Monday, August 29, 2011

Comments of General Liang Guanglie, Minister of National Defense, China

The 10th IISS Asia Security Summit

The Shangri-La Dialogue

Sunday 05 June 2011

Fourth Plenary Session 
China’s International Security Cooperation
General Liang Guanglie  
Minister of National Defense, China
Dr Dana Allin, Senior Fellow for US Foreign Policy and Transatlantic Affairs; Editor of Survival, IISS
General, thank you for your remarks.  You spoke eloquently about some general principles, among them inclusive security, and that no alliances should be directed against [a] third country.  However, like some others in this hall, I would like to ask you about a more specific problem.  As the Democratic People’s Republic of Korea (DPRK) continues to develop nuclear weapons and long-range missiles, is it not understandable and indeed inevitable that threatened countries such as Japan and the Republic of Korea (ROK) are going to seek an ever-closer military alliance with the United States?

General Liang Guanglie [As translated from Chinese: Since North Korea performed nuclear tests several years ago, the situation on the Korean Peninsula has become the concern of all parties, especially the international society, in recent years. It is sometimes under tension, and the tension is alleviated at other times. From the end of last year to the start of this year, especially, it was almost on the verge of breaking out in a war. 

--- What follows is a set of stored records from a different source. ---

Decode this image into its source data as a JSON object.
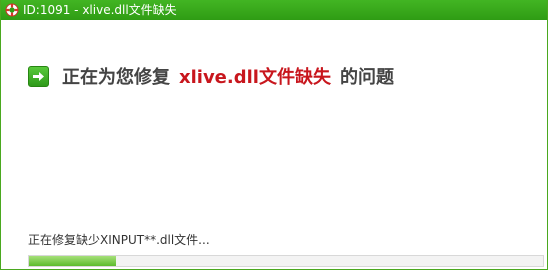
{
  "window": {
    "title": "ID:1091 - xlive.dll文件缺失",
    "app_icon": "lifebuoy-icon",
    "accent_color": "#3aa81b"
  },
  "headline": {
    "icon": "arrow-right-icon",
    "prefix": "正在为您修复",
    "highlight": "xlive.dll文件缺失",
    "suffix": "的问题",
    "highlight_color": "#c8161d"
  },
  "status": {
    "text": "正在修复缺少XINPUT**.dll文件..."
  },
  "progress": {
    "fraction": 0.17
  }
}
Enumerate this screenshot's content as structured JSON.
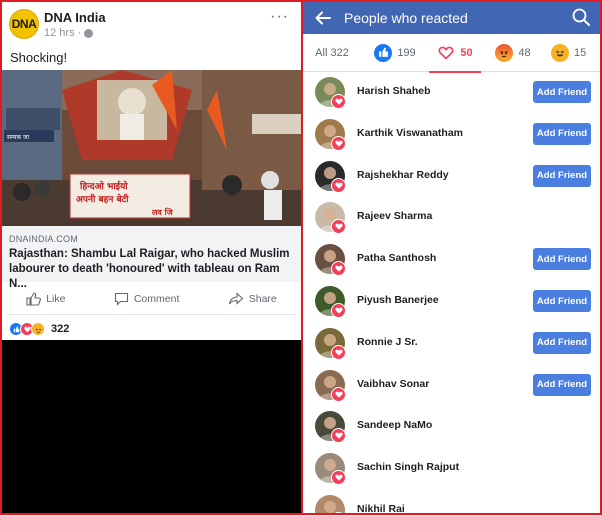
{
  "post": {
    "page_name": "DNA India",
    "avatar_text": "DNA",
    "time": "12 hrs",
    "time_separator": "·",
    "text": "Shocking!",
    "link": {
      "domain": "DNAINDIA.COM",
      "title": "Rajasthan: Shambu Lal Raigar, who hacked Muslim labourer to death 'honoured' with tableau on Ram N..."
    },
    "actions": {
      "like": "Like",
      "comment": "Comment",
      "share": "Share"
    },
    "reaction_count": "322",
    "image_sign_text": [
      "हिन्दओ भाईयो",
      "अपनी बहन बेटी",
      "लव जि"
    ],
    "image_shop_text": "सम्यक जा"
  },
  "reactions_screen": {
    "title": "People who reacted",
    "tabs": {
      "all": "All 322",
      "like": "199",
      "love": "50",
      "angry": "48",
      "haha": "15"
    },
    "add_friend_label": "Add Friend",
    "people": [
      {
        "name": "Harish Shaheb",
        "add_friend": true,
        "avatar_color": "#7a8a5a"
      },
      {
        "name": "Karthik Viswanatham",
        "add_friend": true,
        "avatar_color": "#a07a4a"
      },
      {
        "name": "Rajshekhar Reddy",
        "add_friend": true,
        "avatar_color": "#2a2a2a"
      },
      {
        "name": "Rajeev Sharma",
        "add_friend": false,
        "avatar_color": "#c9b9a9"
      },
      {
        "name": "Patha Santhosh",
        "add_friend": true,
        "avatar_color": "#6a5040"
      },
      {
        "name": "Piyush Banerjee",
        "add_friend": true,
        "avatar_color": "#3d5a2a"
      },
      {
        "name": "Ronnie J Sr.",
        "add_friend": true,
        "avatar_color": "#7a6a3a"
      },
      {
        "name": "Vaibhav Sonar",
        "add_friend": true,
        "avatar_color": "#8a6a50"
      },
      {
        "name": "Sandeep NaMo",
        "add_friend": false,
        "avatar_color": "#4a4a3a"
      },
      {
        "name": "Sachin Singh Rajput",
        "add_friend": false,
        "avatar_color": "#9a8a7a"
      },
      {
        "name": "Nikhil Rai",
        "add_friend": false,
        "avatar_color": "#b08a6a"
      }
    ]
  },
  "colors": {
    "facebook_blue": "#4267b2",
    "button_blue": "#4a7fe0",
    "love_red": "#f33e58",
    "like_blue": "#1877f2",
    "angry_yellow": "#f7b125",
    "highlight_border": "#e01b24"
  },
  "icons": {
    "back": "arrow-left-icon",
    "search": "search-icon",
    "more": "more-horizontal-icon",
    "globe": "globe-icon",
    "like": "thumbs-up-icon",
    "comment": "comment-icon",
    "share": "share-arrow-icon",
    "love": "heart-icon",
    "angry": "angry-face-icon",
    "haha": "laughing-face-icon"
  }
}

As a neighbour to the Korean Peninsula, we surely attach great importance to this problem. The Chinese side, or the government of China, is making joint efforts with the international society, including Russia, America, Japan, South Korea, and others. For this purpose, the mechanism of the Six-Party Talks was established, and the United Nations has also created related resolutions, which I will not further discuss here. China has signed the resolution documents of the UN, and it is quite clear that we oppose the tension on the Korean Peninsula as well as the development of nuclear weapons by North Korea. With the joint efforts of all parties involved, the tension on the Korean Peninsula is somewhat alleviated now, but relations are still quite weak.

Yesterday, I discussed this problem with Mr Toshima Kitazawa, the Defence Minister of Japan, and Mr Kim Kwan Jin, the Defence Minister of South Korea. All of us are highly concerned about the military developments in this region, and we hope the weak situation will not last much longer. All parties involved should properly solve the problem through active efforts and negotiations, avoiding producing man-made tension.

We will try our best to communicate with South Korea and Japan, as well as North Korea. I can be very frank with you that what we have done in communications with North Korea is much more than you imagine, including the work of our representatives to the Six-Party Talks, the Ministry of Foreign Affairs, and the leaders of our country. We have been advising North Korea, via different channels, not to take the risk.

Of course, South Korea and Japan are also actively negotiating with us and communication with each is ongoing. It is the joint effort of all parties that helps to alleviate the tension in this region. Therefore, I hope all parties involved can keep calm and exercise restraint, doing more work that is beneficial for the stability on the peninsula and not going to arms. What we do should not lead to the increase of tension in this region, but help to alleviate the tension and promote stability on the peninsula. Thank you.]

1 comment:

JamesJr. said...

avoid his strength and strike at his weakness, and like water none will oppose you. Sun Tzu. I did not know that China was that involved in Korean politics, but seeing how North Korea has an extensive nuclear program I can see why they are concerned. I saw in your interests that you are interested in psychology. I just wrote a (short) article on the psychology of men and women and how we are focusing on the wrong things. I would love if you would come take a look! Here is the web address.